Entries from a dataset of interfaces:
- Opening Delimiter -

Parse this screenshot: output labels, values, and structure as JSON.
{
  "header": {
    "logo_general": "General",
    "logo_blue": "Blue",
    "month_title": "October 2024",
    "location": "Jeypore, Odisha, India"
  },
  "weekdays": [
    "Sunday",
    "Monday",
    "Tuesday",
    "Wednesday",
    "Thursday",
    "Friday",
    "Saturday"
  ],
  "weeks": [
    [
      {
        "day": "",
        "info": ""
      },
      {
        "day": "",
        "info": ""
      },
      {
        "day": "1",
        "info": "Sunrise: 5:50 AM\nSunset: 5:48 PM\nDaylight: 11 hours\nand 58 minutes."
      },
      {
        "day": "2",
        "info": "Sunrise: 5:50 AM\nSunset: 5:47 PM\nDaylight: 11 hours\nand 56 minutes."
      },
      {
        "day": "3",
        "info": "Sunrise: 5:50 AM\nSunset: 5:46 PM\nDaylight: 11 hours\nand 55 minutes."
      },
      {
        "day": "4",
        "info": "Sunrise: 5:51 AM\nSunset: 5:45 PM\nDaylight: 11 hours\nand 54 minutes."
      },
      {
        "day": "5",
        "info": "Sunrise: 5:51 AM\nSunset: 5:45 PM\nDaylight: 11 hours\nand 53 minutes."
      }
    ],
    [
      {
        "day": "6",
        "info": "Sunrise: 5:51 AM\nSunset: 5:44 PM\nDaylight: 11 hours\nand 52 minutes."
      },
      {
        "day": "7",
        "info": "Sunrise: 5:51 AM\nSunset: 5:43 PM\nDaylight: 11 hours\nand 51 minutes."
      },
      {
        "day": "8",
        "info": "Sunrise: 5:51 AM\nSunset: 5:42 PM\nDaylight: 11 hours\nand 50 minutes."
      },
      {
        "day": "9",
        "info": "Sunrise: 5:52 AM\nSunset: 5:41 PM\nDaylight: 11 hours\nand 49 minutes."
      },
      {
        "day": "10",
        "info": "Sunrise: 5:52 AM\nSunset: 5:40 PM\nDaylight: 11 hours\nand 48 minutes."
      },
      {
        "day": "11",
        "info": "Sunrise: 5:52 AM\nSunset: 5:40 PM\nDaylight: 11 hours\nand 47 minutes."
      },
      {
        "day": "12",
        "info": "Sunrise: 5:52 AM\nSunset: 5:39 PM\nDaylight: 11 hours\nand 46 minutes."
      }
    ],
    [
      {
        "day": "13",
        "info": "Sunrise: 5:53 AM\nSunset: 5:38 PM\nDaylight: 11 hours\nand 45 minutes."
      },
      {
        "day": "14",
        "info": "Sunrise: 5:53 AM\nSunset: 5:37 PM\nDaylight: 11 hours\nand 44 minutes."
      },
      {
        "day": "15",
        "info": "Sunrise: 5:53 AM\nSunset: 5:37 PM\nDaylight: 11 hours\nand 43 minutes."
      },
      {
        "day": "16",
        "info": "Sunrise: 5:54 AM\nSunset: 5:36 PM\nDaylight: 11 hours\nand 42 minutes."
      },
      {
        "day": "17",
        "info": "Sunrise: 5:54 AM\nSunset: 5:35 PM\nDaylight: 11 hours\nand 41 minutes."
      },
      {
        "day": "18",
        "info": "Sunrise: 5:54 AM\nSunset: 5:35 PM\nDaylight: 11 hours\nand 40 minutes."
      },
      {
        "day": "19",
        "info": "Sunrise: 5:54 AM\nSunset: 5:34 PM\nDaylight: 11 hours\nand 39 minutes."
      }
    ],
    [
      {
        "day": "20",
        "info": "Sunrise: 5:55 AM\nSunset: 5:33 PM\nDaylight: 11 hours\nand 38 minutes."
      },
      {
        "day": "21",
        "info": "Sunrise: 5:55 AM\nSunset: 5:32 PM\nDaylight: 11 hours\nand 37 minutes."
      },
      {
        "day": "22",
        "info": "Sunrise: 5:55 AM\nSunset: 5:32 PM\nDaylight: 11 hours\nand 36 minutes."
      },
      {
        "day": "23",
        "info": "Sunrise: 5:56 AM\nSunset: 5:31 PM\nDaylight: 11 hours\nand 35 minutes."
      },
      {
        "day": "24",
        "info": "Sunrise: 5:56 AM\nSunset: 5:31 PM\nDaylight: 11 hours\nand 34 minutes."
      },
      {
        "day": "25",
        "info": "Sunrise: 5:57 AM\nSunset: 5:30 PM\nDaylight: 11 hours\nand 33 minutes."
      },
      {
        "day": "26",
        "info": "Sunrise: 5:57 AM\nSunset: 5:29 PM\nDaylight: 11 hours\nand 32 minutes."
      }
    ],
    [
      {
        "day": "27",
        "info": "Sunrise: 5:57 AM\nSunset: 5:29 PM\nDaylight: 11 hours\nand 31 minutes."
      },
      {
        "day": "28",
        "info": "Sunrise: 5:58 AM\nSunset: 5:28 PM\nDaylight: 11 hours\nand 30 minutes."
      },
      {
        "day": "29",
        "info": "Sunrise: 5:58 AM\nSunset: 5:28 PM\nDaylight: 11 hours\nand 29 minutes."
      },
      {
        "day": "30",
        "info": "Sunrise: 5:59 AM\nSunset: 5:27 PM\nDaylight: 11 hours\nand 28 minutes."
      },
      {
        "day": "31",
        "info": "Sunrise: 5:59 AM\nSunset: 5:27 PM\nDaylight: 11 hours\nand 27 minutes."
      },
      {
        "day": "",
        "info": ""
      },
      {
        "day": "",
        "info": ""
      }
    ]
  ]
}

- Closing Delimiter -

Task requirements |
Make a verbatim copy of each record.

Solution below |
Parse this screenshot: output labels, values, and structure as JSON.
{
  "header": {
    "logo_general": "General",
    "logo_blue": "Blue",
    "month_title": "October 2024",
    "location": "Jeypore, Odisha, India"
  },
  "weekdays": [
    "Sunday",
    "Monday",
    "Tuesday",
    "Wednesday",
    "Thursday",
    "Friday",
    "Saturday"
  ],
  "weeks": [
    [
      {
        "day": "",
        "info": ""
      },
      {
        "day": "",
        "info": ""
      },
      {
        "day": "1",
        "info": "Sunrise: 5:50 AM\nSunset: 5:48 PM\nDaylight: 11 hours\nand 58 minutes."
      },
      {
        "day": "2",
        "info": "Sunrise: 5:50 AM\nSunset: 5:47 PM\nDaylight: 11 hours\nand 56 minutes."
      },
      {
        "day": "3",
        "info": "Sunrise: 5:50 AM\nSunset: 5:46 PM\nDaylight: 11 hours\nand 55 minutes."
      },
      {
        "day": "4",
        "info": "Sunrise: 5:51 AM\nSunset: 5:45 PM\nDaylight: 11 hours\nand 54 minutes."
      },
      {
        "day": "5",
        "info": "Sunrise: 5:51 AM\nSunset: 5:45 PM\nDaylight: 11 hours\nand 53 minutes."
      }
    ],
    [
      {
        "day": "6",
        "info": "Sunrise: 5:51 AM\nSunset: 5:44 PM\nDaylight: 11 hours\nand 52 minutes."
      },
      {
        "day": "7",
        "info": "Sunrise: 5:51 AM\nSunset: 5:43 PM\nDaylight: 11 hours\nand 51 minutes."
      },
      {
        "day": "8",
        "info": "Sunrise: 5:51 AM\nSunset: 5:42 PM\nDaylight: 11 hours\nand 50 minutes."
      },
      {
        "day": "9",
        "info": "Sunrise: 5:52 AM\nSunset: 5:41 PM\nDaylight: 11 hours\nand 49 minutes."
      },
      {
        "day": "10",
        "info": "Sunrise: 5:52 AM\nSunset: 5:40 PM\nDaylight: 11 hours\nand 48 minutes."
      },
      {
        "day": "11",
        "info": "Sunrise: 5:52 AM\nSunset: 5:40 PM\nDaylight: 11 hours\nand 47 minutes."
      },
      {
        "day": "12",
        "info": "Sunrise: 5:52 AM\nSunset: 5:39 PM\nDaylight: 11 hours\nand 46 minutes."
      }
    ],
    [
      {
        "day": "13",
        "info": "Sunrise: 5:53 AM\nSunset: 5:38 PM\nDaylight: 11 hours\nand 45 minutes."
      },
      {
        "day": "14",
        "info": "Sunrise: 5:53 AM\nSunset: 5:37 PM\nDaylight: 11 hours\nand 44 minutes."
      },
      {
        "day": "15",
        "info": "Sunrise: 5:53 AM\nSunset: 5:37 PM\nDaylight: 11 hours\nand 43 minutes."
      },
      {
        "day": "16",
        "info": "Sunrise: 5:54 AM\nSunset: 5:36 PM\nDaylight: 11 hours\nand 42 minutes."
      },
      {
        "day": "17",
        "info": "Sunrise: 5:54 AM\nSunset: 5:35 PM\nDaylight: 11 hours\nand 41 minutes."
      },
      {
        "day": "18",
        "info": "Sunrise: 5:54 AM\nSunset: 5:35 PM\nDaylight: 11 hours\nand 40 minutes."
      },
      {
        "day": "19",
        "info": "Sunrise: 5:54 AM\nSunset: 5:34 PM\nDaylight: 11 hours\nand 39 minutes."
      }
    ],
    [
      {
        "day": "20",
        "info": "Sunrise: 5:55 AM\nSunset: 5:33 PM\nDaylight: 11 hours\nand 38 minutes."
      },
      {
        "day": "21",
        "info": "Sunrise: 5:55 AM\nSunset: 5:32 PM\nDaylight: 11 hours\nand 37 minutes."
      },
      {
        "day": "22",
        "info": "Sunrise: 5:55 AM\nSunset: 5:32 PM\nDaylight: 11 hours\nand 36 minutes."
      },
      {
        "day": "23",
        "info": "Sunrise: 5:56 AM\nSunset: 5:31 PM\nDaylight: 11 hours\nand 35 minutes."
      },
      {
        "day": "24",
        "info": "Sunrise: 5:56 AM\nSunset: 5:31 PM\nDaylight: 11 hours\nand 34 minutes."
      },
      {
        "day": "25",
        "info": "Sunrise: 5:57 AM\nSunset: 5:30 PM\nDaylight: 11 hours\nand 33 minutes."
      },
      {
        "day": "26",
        "info": "Sunrise: 5:57 AM\nSunset: 5:29 PM\nDaylight: 11 hours\nand 32 minutes."
      }
    ],
    [
      {
        "day": "27",
        "info": "Sunrise: 5:57 AM\nSunset: 5:29 PM\nDaylight: 11 hours\nand 31 minutes."
      },
      {
        "day": "28",
        "info": "Sunrise: 5:58 AM\nSunset: 5:28 PM\nDaylight: 11 hours\nand 30 minutes."
      },
      {
        "day": "29",
        "info": "Sunrise: 5:58 AM\nSunset: 5:28 PM\nDaylight: 11 hours\nand 29 minutes."
      },
      {
        "day": "30",
        "info": "Sunrise: 5:59 AM\nSunset: 5:27 PM\nDaylight: 11 hours\nand 28 minutes."
      },
      {
        "day": "31",
        "info": "Sunrise: 5:59 AM\nSunset: 5:27 PM\nDaylight: 11 hours\nand 27 minutes."
      },
      {
        "day": "",
        "info": ""
      },
      {
        "day": "",
        "info": ""
      }
    ]
  ]
}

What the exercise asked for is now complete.